Lest anyone accuse me of being unflinching in my Luddite proclivities, I think the recent IACP conference has nudged me into an oddly experimentalist (dare I say modernist?) direction. I have nothing against science per se. But honestly, I'm not into electric gadgets mostly because food tastes better using old tried and true processes. I'm not sure this does taste better, but it was fun. OK, so take an eggplant, and peel it with your baby blue kyocera peeler. Works like a charm. Then take out your mandoline (thanks Oxo folks) and slice the thinnest possible rounds. Salt lightly. Then put it into a serious MOFO dehydrator for a whole day. I bought that bitch. (NOT for myself). When it comes out, you have whisps of crispy eggplant. I was thinking I like the bitter liquid, so why salt and pour it off? Then drizzle with olive oil and vinegar and grate a raw tomato (without skin) on top. Season with pepper and oregano. And nuke it for a minute. So not really cooked. It's really spicy and lovely. Today I added some lemon juice and a little water to make it more tender and really cooked it. It sure looks like eggplant parmigiano, no? There's no cheese, but still quite nice, and not mushy, which is what happens when you just slice and nuke eggplants. OK, I am embracing the technology.
Food Historian at the University of the Pacific. Director of Food Studies in San Francisco.
Author of Eating Right in the Renaissance, Food in Early Modern Europe, Cooking in Europe 1250-1650, The Banquet, Beans (2008 IACP Jane Grigson Award) and Pancake. A cookbook with Rosanna Nafziger THE LOST ART OF REAL COOKING.

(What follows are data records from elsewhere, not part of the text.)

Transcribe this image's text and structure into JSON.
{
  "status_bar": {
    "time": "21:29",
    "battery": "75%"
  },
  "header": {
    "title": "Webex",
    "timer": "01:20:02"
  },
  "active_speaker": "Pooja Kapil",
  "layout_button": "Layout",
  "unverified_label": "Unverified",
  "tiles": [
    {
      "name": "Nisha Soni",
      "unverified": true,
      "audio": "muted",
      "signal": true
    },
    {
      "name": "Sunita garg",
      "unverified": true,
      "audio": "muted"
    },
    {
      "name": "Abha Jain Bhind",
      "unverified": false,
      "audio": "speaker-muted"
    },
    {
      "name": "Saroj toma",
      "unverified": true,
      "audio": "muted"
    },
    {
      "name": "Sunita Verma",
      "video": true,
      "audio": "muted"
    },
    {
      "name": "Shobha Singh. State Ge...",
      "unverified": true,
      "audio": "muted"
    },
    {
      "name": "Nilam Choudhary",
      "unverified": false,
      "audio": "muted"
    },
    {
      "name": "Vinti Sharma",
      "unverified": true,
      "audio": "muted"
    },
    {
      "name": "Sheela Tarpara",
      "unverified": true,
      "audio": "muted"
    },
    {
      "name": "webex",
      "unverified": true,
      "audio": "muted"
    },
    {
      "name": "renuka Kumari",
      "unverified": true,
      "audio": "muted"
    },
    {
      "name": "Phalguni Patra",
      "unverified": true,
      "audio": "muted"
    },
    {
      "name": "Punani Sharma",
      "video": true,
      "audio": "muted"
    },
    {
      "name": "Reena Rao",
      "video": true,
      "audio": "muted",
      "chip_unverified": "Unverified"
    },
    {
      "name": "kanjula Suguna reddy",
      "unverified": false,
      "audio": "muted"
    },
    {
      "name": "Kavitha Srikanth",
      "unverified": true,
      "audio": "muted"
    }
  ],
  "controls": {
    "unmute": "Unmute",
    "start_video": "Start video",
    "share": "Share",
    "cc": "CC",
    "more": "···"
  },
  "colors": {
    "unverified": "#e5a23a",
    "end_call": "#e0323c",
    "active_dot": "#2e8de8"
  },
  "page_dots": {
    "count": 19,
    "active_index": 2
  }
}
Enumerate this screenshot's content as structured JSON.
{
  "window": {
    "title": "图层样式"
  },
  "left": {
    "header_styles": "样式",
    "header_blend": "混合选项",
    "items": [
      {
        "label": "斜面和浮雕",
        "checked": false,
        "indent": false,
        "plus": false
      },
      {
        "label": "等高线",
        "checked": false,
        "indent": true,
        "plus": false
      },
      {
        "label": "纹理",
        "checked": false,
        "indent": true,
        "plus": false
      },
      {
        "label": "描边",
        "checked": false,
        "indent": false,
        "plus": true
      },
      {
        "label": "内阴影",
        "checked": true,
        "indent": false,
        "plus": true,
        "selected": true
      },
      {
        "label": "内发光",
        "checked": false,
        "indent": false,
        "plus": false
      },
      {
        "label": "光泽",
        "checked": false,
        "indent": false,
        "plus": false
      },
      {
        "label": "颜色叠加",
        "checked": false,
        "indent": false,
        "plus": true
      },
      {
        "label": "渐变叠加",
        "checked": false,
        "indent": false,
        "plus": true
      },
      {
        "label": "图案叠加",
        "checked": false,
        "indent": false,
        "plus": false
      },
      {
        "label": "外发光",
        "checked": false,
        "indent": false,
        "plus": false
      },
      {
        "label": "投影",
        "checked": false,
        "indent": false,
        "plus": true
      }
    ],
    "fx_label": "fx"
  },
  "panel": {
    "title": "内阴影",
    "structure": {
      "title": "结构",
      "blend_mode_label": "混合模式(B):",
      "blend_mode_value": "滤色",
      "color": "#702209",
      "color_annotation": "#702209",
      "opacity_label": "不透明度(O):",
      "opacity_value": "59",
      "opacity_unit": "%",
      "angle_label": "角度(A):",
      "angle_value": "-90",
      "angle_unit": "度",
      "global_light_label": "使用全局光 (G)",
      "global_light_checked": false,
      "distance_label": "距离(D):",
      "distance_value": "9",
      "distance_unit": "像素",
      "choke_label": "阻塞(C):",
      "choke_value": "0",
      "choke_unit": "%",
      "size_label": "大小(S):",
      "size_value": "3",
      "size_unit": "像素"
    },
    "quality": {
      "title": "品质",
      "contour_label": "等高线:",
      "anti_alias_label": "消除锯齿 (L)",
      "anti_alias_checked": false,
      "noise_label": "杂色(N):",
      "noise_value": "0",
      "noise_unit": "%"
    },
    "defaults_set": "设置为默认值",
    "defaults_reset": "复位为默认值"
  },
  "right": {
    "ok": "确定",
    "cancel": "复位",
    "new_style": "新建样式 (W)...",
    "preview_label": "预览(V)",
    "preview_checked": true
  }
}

Coeditor of The Lord's Supper with Trudy Eden and Editor of A Cultural History of Food: The Renaissance.
Food Cultures of the World Encyclopedia (4 vols.) Three World Cuisines: Italian, Mexican and Chinese recently won the Gourmand World Cookbook Awards Best Foreign Cuisine book in the World. The Routledge International Handbook to Food Studies is in print.
A sequel to the cookbook - entitled THE LOST ARTS OF HEARTH AND HOME.
Latest Books: Grow Food, Cook Food, Share Food from Oregon State U Press, a little book on Nuts from Reaktion and The Food History Reader from Bloomsbury. The Most Excellent Book of Cookery (translation of a 16th c. French Cookbook with Tim Tomasik) from Prospect Books. Not to mention THE BEAST: The Food Issues Encyclopedia for Sage. Latest: At the Table. Noodle Soups coming up next!